The “Beach Highway” was used until the completion of the Roosevelt Highway (now Highway 101) in the 1930’s. Makes me appreciate the bridges and pavement and engineering feats that were required to build that road. And to be able to travel inside a warm, dry car in the foulest of winter weather!
Friday, January 22, 2010
Thursday, January 21, 2010
Before putting this blog together, Michael and I had many discussions about “space” and “sense of place” and other related themes we had run across. When applying some of these terms to Beaver Creek Marsh, I think of how residents and visitors alike respond to this place and speak of it longingly. As one spends a little time here, the shedding of worries and busyness and tension visibly relaxes a person, allowing a space, a rest stop, a “breather.” Those who live near here pass through and enjoy it every day. Others seek it out recreationally for weekend bike rides, hikes, kayaking, birding, and other activities.
My brother, Erik, comes to visit from crowded, fast-paced, urban areas. Even though we try to stay up late talking to maximize the (usually) short time we have together, he gets overcome with sleep. There are no street lights, so the nights get very dark. If we are lucky to have a clear sky, we can see the light of the moon and stars. It is quiet and calm. The house is well-insulated from the damp and cool, sometimes stormy weather, but the thuds and rumbles of the ocean waves still penetrate the walls. We are one-half mile from the beach, and still the sound can be loud enough to vibrate the glass in the windows.
Being between ocean and marsh makes for an interesting mix of flora and fauna.
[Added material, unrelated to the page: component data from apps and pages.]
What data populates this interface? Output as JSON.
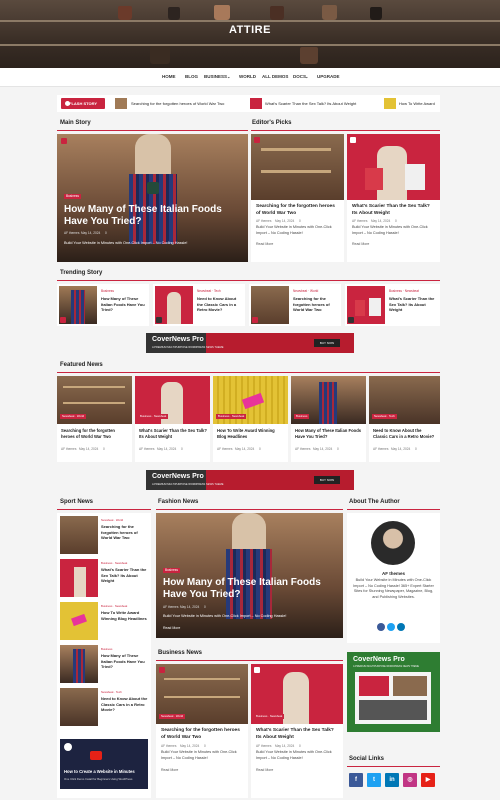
{
  "site": {
    "title": "ATTIRE"
  },
  "nav": {
    "items": [
      "HOME",
      "BLOG",
      "BUSINESS",
      "WORLD",
      "ALL DEMOS",
      "DOCS",
      "UPGRADE"
    ]
  },
  "flash": {
    "label": "FLASH STORY",
    "items": [
      "Searching for the forgotten heroes of World War Two",
      "What's Scarier Than the Sex Talk? Its About Weight",
      "How To Write Award"
    ]
  },
  "main_story": {
    "section_title": "Main Story",
    "category": "Business",
    "title": "How Many of These Italian Foods Have You Tried?",
    "author": "AF themes",
    "date": "May 14, 2024",
    "comments": "0",
    "excerpt": "Build Your Website in Minutes with One-Click Import – No Coding Hassle!"
  },
  "editors_picks": {
    "section_title": "Editor's Picks",
    "posts": [
      {
        "title": "Searching for the forgotten heroes of World War Two",
        "author": "AF themes",
        "date": "May 14, 2024",
        "comments": "0",
        "excerpt": "Build Your Website in Minutes with One-Click Import – No Coding Hassle!",
        "more": "Read More"
      },
      {
        "title": "What's Scarier Than the Sex Talk? Its About Weight",
        "author": "AF themes",
        "date": "May 14, 2024",
        "comments": "0",
        "excerpt": "Build Your Website in Minutes with One-Click Import – No Coding Hassle!",
        "more": "Read More"
      }
    ]
  },
  "trending": {
    "section_title": "Trending Story",
    "posts": [
      {
        "category": "Business",
        "title": "How Many of These Italian Foods Have You Tried?"
      },
      {
        "category": "Newsbeat · Tech",
        "title": "Need to Know About the Classic Cars in a Retro Movie?"
      },
      {
        "category": "Newsbeat · World",
        "title": "Searching for the forgotten heroes of World War Two"
      },
      {
        "category": "Business · Newsbeat",
        "title": "What's Scarier Than the Sex Talk? Its About Weight"
      }
    ]
  },
  "promo": {
    "name": "CoverNews Pro",
    "tagline": "A PREMIUM MULTIPURPOSE WORDPRESS NEWS THEME",
    "cta": "BUY NOW"
  },
  "featured": {
    "section_title": "Featured News",
    "posts": [
      {
        "cats": "Newsbeat · World",
        "title": "Searching for the forgotten heroes of World War Two",
        "author": "AF themes",
        "date": "May 14, 2024",
        "comments": "0"
      },
      {
        "cats": "Business · Newsbeat",
        "title": "What's Scarier Than the Sex Talk? Its About Weight",
        "author": "AF themes",
        "date": "May 14, 2024",
        "comments": "0"
      },
      {
        "cats": "Business · Newsbeat",
        "title": "How To Write Award Winning Blog Headlines",
        "author": "AF themes",
        "date": "May 14, 2024",
        "comments": "0"
      },
      {
        "cats": "Business",
        "title": "How Many of These Italian Foods Have You Tried?",
        "author": "AF themes",
        "date": "May 14, 2024",
        "comments": "0"
      },
      {
        "cats": "Newsbeat · Tech",
        "title": "Need to Know About the Classic Cars in a Retro Movie?",
        "author": "AF themes",
        "date": "May 14, 2024",
        "comments": "0"
      }
    ]
  },
  "sport": {
    "section_title": "Sport News",
    "posts": [
      {
        "category": "Newsbeat · World",
        "title": "Searching for the forgotten heroes of World War Two"
      },
      {
        "category": "Business · Newsbeat",
        "title": "What's Scarier Than the Sex Talk? Its About Weight"
      },
      {
        "category": "Business · Newsbeat",
        "title": "How To Write Award Winning Blog Headlines"
      },
      {
        "category": "Business",
        "title": "How Many of These Italian Foods Have You Tried?"
      },
      {
        "category": "Newsbeat · Tech",
        "title": "Need to Know About the Classic Cars in a Retro Movie?"
      },
      {
        "title": "How to Create a Website in Minutes",
        "subtitle": "One Click Demo Install for Beginners Using WordPress"
      }
    ]
  },
  "fashion": {
    "section_title": "Fashion News",
    "category": "Business",
    "title": "How Many of These Italian Foods Have You Tried?",
    "author": "AF themes",
    "date": "May 14, 2024",
    "comments": "0",
    "excerpt": "Build Your Website in Minutes with One-Click Import – No Coding Hassle!",
    "more": "Read More"
  },
  "business": {
    "section_title": "Business News",
    "posts": [
      {
        "cats": "Newsbeat · World",
        "title": "Searching for the forgotten heroes of World War Two",
        "author": "AF themes",
        "date": "May 14, 2024",
        "comments": "0",
        "excerpt": "Build Your Website in Minutes with One-Click Import – No Coding Hassle!",
        "more": "Read More"
      },
      {
        "cats": "Business · Newsbeat",
        "title": "What's Scarier Than the Sex Talk? Its About Weight",
        "author": "AF themes",
        "date": "May 14, 2024",
        "comments": "0",
        "excerpt": "Build Your Website in Minutes with One-Click Import – No Coding Hassle!",
        "more": "Read More"
      }
    ]
  },
  "author": {
    "section_title": "About The Author",
    "name": "AF themes",
    "bio": "Build Your Website in Minutes with One-Click Import – No Coding Hassle! 365+ Expert Starter Sites for Stunning Newspaper, Magazine, Blog, and Publishing Websites."
  },
  "social_links": {
    "section_title": "Social Links",
    "networks": [
      "facebook-icon",
      "twitter-icon",
      "linkedin-icon",
      "instagram-icon",
      "youtube-icon"
    ]
  },
  "colors": {
    "accent": "#c9243f",
    "facebook": "#3b5998",
    "twitter": "#1da1f2",
    "linkedin": "#0077b5",
    "instagram": "#c13584",
    "youtube": "#e62117"
  }
}
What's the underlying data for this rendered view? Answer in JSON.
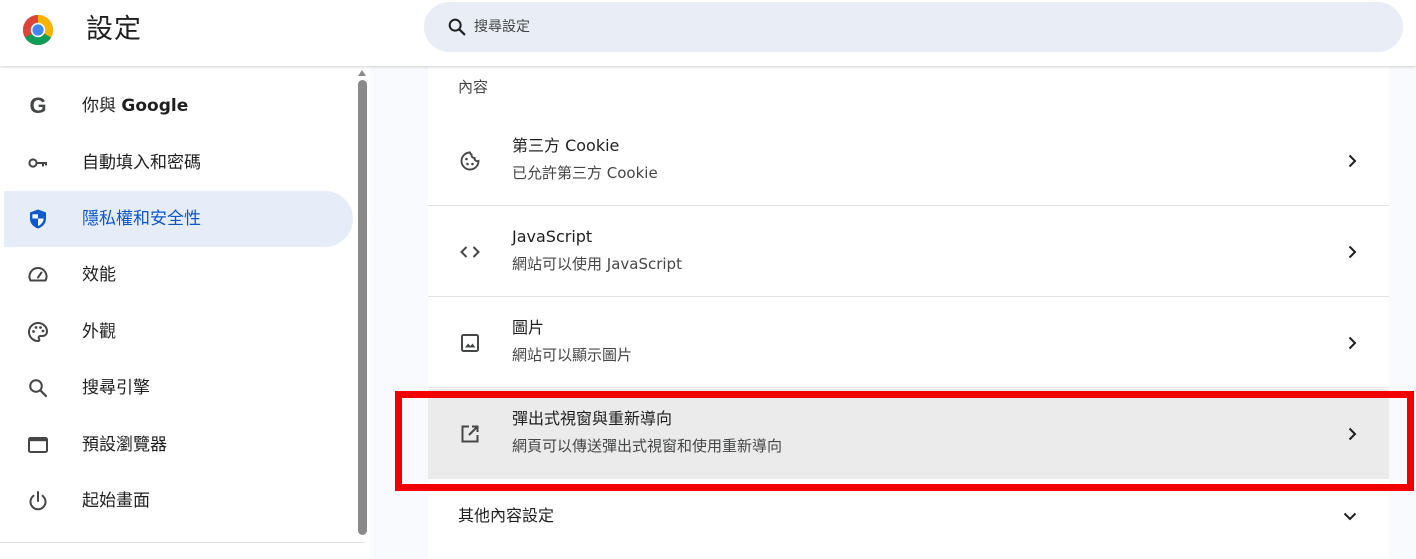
{
  "header": {
    "title": "設定",
    "logo_icon": "chrome-logo-icon",
    "search": {
      "placeholder": "搜尋設定",
      "value": ""
    }
  },
  "sidebar": {
    "items": [
      {
        "label_prefix": "你與 ",
        "label_bold": "Google",
        "icon": "google-g-icon",
        "active": false
      },
      {
        "label": "自動填入和密碼",
        "icon": "key-icon",
        "active": false
      },
      {
        "label": "隱私權和安全性",
        "icon": "shield-icon",
        "active": true
      },
      {
        "label": "效能",
        "icon": "speedometer-icon",
        "active": false
      },
      {
        "label": "外觀",
        "icon": "palette-icon",
        "active": false
      },
      {
        "label": "搜尋引擎",
        "icon": "search-icon",
        "active": false
      },
      {
        "label": "預設瀏覽器",
        "icon": "browser-window-icon",
        "active": false
      },
      {
        "label": "起始畫面",
        "icon": "power-icon",
        "active": false
      }
    ]
  },
  "content": {
    "section_title": "內容",
    "rows": [
      {
        "title": "第三方 Cookie",
        "subtitle": "已允許第三方 Cookie",
        "icon": "cookie-icon"
      },
      {
        "title": "JavaScript",
        "subtitle": "網站可以使用 JavaScript",
        "icon": "code-icon"
      },
      {
        "title": "圖片",
        "subtitle": "網站可以顯示圖片",
        "icon": "image-icon"
      },
      {
        "title": "彈出式視窗與重新導向",
        "subtitle": "網頁可以傳送彈出式視窗和使用重新導向",
        "icon": "open-in-new-icon"
      }
    ],
    "other_settings_label": "其他內容設定"
  },
  "colors": {
    "accent": "#0b57d0",
    "active_bg": "#e7edf8",
    "highlight_border": "#f20000"
  }
}
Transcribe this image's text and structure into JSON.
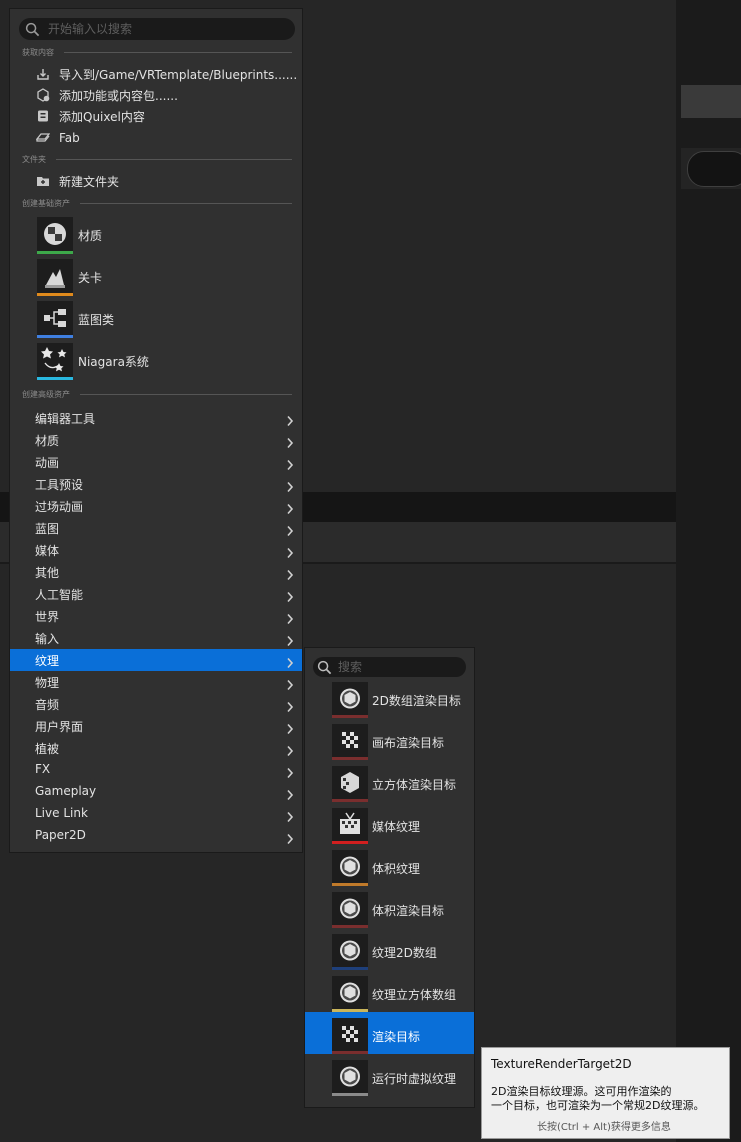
{
  "search": {
    "placeholder": "开始输入以搜索"
  },
  "sections": {
    "get_content": "获取内容",
    "folder": "文件夹",
    "basic_assets": "创建基础资产",
    "advanced_assets": "创建高级资产"
  },
  "get_content_items": [
    {
      "label": "导入到/Game/VRTemplate/Blueprints......",
      "icon": "import-icon"
    },
    {
      "label": "添加功能或内容包......",
      "icon": "feature-pack-icon"
    },
    {
      "label": "添加Quixel内容",
      "icon": "quixel-icon"
    },
    {
      "label": "Fab",
      "icon": "fab-icon"
    }
  ],
  "folder_item": {
    "label": "新建文件夹",
    "icon": "new-folder-icon"
  },
  "basic_assets": [
    {
      "label": "材质",
      "icon": "material-icon",
      "color": "#3da84a"
    },
    {
      "label": "关卡",
      "icon": "level-icon",
      "color": "#e08a1c"
    },
    {
      "label": "蓝图类",
      "icon": "blueprint-class-icon",
      "color": "#3f7fe0"
    },
    {
      "label": "Niagara系统",
      "icon": "niagara-system-icon",
      "color": "#29b8e0"
    }
  ],
  "categories": [
    "编辑器工具",
    "材质",
    "动画",
    "工具预设",
    "过场动画",
    "蓝图",
    "媒体",
    "其他",
    "人工智能",
    "世界",
    "输入",
    "纹理",
    "物理",
    "音频",
    "用户界面",
    "植被",
    "FX",
    "Gameplay",
    "Live Link",
    "Paper2D"
  ],
  "selected_category": "纹理",
  "submenu": {
    "search_placeholder": "搜索",
    "items": [
      {
        "label": "2D数组渲染目标",
        "icon": "render-target-array-icon",
        "color": "#7a2e2e"
      },
      {
        "label": "画布渲染目标",
        "icon": "canvas-render-target-icon",
        "color": "#7a2e2e"
      },
      {
        "label": "立方体渲染目标",
        "icon": "cube-render-target-icon",
        "color": "#7a2e2e"
      },
      {
        "label": "媒体纹理",
        "icon": "media-texture-icon",
        "color": "#d11f1f"
      },
      {
        "label": "体积纹理",
        "icon": "volume-texture-icon",
        "color": "#c07a2a"
      },
      {
        "label": "体积渲染目标",
        "icon": "volume-render-target-icon",
        "color": "#7a2e2e"
      },
      {
        "label": "纹理2D数组",
        "icon": "texture-2d-array-icon",
        "color": "#1e3f7a"
      },
      {
        "label": "纹理立方体数组",
        "icon": "texture-cube-array-icon",
        "color": "#c9b45a"
      },
      {
        "label": "渲染目标",
        "icon": "render-target-icon",
        "color": "#7a2e2e"
      },
      {
        "label": "运行时虚拟纹理",
        "icon": "runtime-virtual-texture-icon",
        "color": "#8a8a8a"
      }
    ],
    "selected": "渲染目标"
  },
  "tooltip": {
    "title": "TextureRenderTarget2D",
    "line1": "2D渲染目标纹理源。这可用作渲染的",
    "line2": "一个目标，也可渲染为一个常规2D纹理源。",
    "hint": "长按(Ctrl + Alt)获得更多信息"
  }
}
Something different is happening every day. New sights and sounds and smells.
I am reminded of an autobiography of a British woman who grew up in India called, “A Time to Dance, No Time to Weep,” by Rumer Godden. She describes “taking darshan”:
“Indians have a custom of taking ‘darshan’ which means, with a temple, a palace, a holy cave or a renowned view such as the sight of the Himalayan snow peaks, Everest or Kanchenjunga, or a notable person--for instance Gandhi or the President--they will travel miles, make pilgrimages simply to take ‘darshan’ of that person or place, not trying to make contact or speak--certainly not taking photographs as we do--but, simply by looking, to let a little of the personality, sainthood, holiness or beauty, come into their souls. They go away, usually without speaking and so keep it for the rest of their lives. Innately, from the time we were children, we had done the same thing; it was perhaps our deepest delight.”
A visit to Beaver Creek Marsh is one such place to experience in that way.
Posted by jackie.